I did that just now and ended up in a weird neighborhood where a "plus-size" model with hundreds of thousands of fans posted the advertisement shown below:

"August 30 & 31st I will be hosting my first ever beauty classes in Fort Worth Texas I'm going to teach my tricks: from how to apply false lashes, to the proper (& easiest) way to do cat eye liner and more- This is gonna be a FUN day for sure."

Sunday, August 24, 2014

Film Review: "Boyhood"

From boy to man: See it happen before your very eyes.
Once in a great while a movie comes along that makes other movies look bad. "Boyhood" does that. In fact, after you see it you'll likely wonder just what the heck all those other movies were thinking with their silly car chases and their zombies running around eating people and those exploding space aliens in body armor, when really all they had to do was show us a life being lived that isn't ours and we'd be happy to sit there, rapt and enthralled, for two hours and forty-five minutes that go by in a blink of an eye. In that way too, "Boyhood" is just like life.

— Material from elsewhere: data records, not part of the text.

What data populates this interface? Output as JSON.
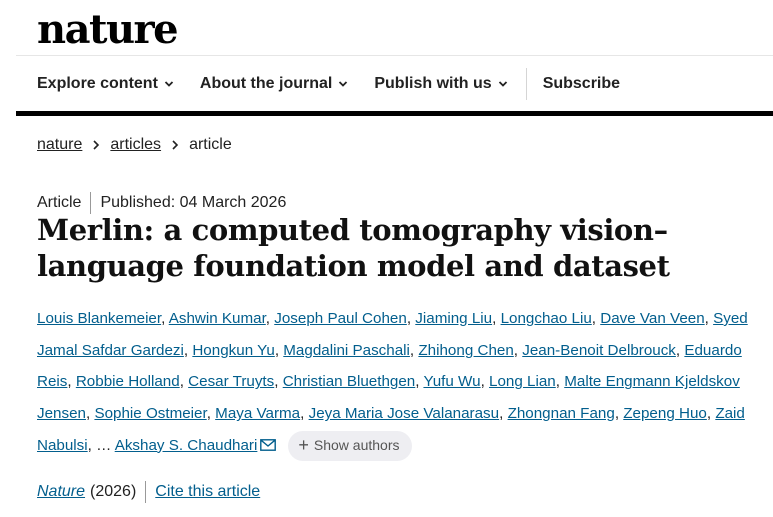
{
  "header": {
    "logo_text": "nature"
  },
  "nav": {
    "items": [
      {
        "label": "Explore content",
        "has_dropdown": true
      },
      {
        "label": "About the journal",
        "has_dropdown": true
      },
      {
        "label": "Publish with us",
        "has_dropdown": true
      },
      {
        "label": "Subscribe",
        "has_dropdown": false
      }
    ]
  },
  "breadcrumb": [
    "nature",
    "articles",
    "article"
  ],
  "article": {
    "type": "Article",
    "published": "Published: 04 March 2026",
    "title": "Merlin: a computed tomography vision–language foundation model and dataset",
    "authors": [
      "Louis Blankemeier",
      "Ashwin Kumar",
      "Joseph Paul Cohen",
      "Jiaming Liu",
      "Longchao Liu",
      "Dave Van Veen",
      "Syed Jamal Safdar Gardezi",
      "Hongkun Yu",
      "Magdalini Paschali",
      "Zhihong Chen",
      "Jean-Benoit Delbrouck",
      "Eduardo Reis",
      "Robbie Holland",
      "Cesar Truyts",
      "Christian Bluethgen",
      "Yufu Wu",
      "Long Lian",
      "Malte Engmann Kjeldskov Jensen",
      "Sophie Ostmeier",
      "Maya Varma",
      "Jeya Maria Jose Valanarasu",
      "Zhongnan Fang",
      "Zepeng Huo",
      "Zaid Nabulsi"
    ],
    "ellipsis": "…",
    "corresponding_author": "Akshay S. Chaudhari",
    "show_authors_label": "Show authors",
    "journal": "Nature",
    "year": "(2026)",
    "cite_label": "Cite this article"
  },
  "icons": {
    "chevron": "chevron-down-icon",
    "crumb": "chevron-right-icon",
    "mail": "mail-icon",
    "plus": "plus-icon"
  },
  "colors": {
    "link": "#025e8d",
    "text": "#222222",
    "rule": "#000000"
  }
}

Alas, unlike most ordinary lives and most ordinary movies, there's a gimmick that's got everyone talking: Director Richard Linklater shot the film over a dozen years, using actors who showed up for a week of work despite whatever else was happening in their off-screen lives. So we see them aging authentically instead of just pretending to under a distracting layer of Hollywood makeup. Naturally it's quite convincing, being real.

Besides the boy of the title--who we see morph from an adorable, mop-topped six-year-old into a bearded 18-year-old starting college--his mom, dad, sister and a few chosen friends and relatives all get older too. There are no spinning classes or facelifts down at this level of society, where paying the bills and drinking too much are the biggest concerns. Patricia Arquette and Ethan Hawke play the parents who had two children together but shared nothing else. He's a ne'er-do-well wannabe musician with a heart of gold and she's a struggling single mom who keeps marrying the wrong man as she tries to better herself while putting food on the table. It's hard to decide which one of them gives the more soul-baring performance.

There is not a false note anywhere. Linklater's script is flawless, with dialog by turns sad and funny and sometimes dull, just like real life. The soundtrack is a mix of songs we've all heard before, just like everyone has. Over and over we see that our lives are not all so different one from another, yet one or two little tweaks here and there can make or break us: A poor marriage, a bad job decision, and the train is derailed. Then it's over. As Arquette bemoans in one of her finest scenes, "I thought there'd be more."

This is a movie that demands--and deserves-- repeated viewings. Personally, I can't wait.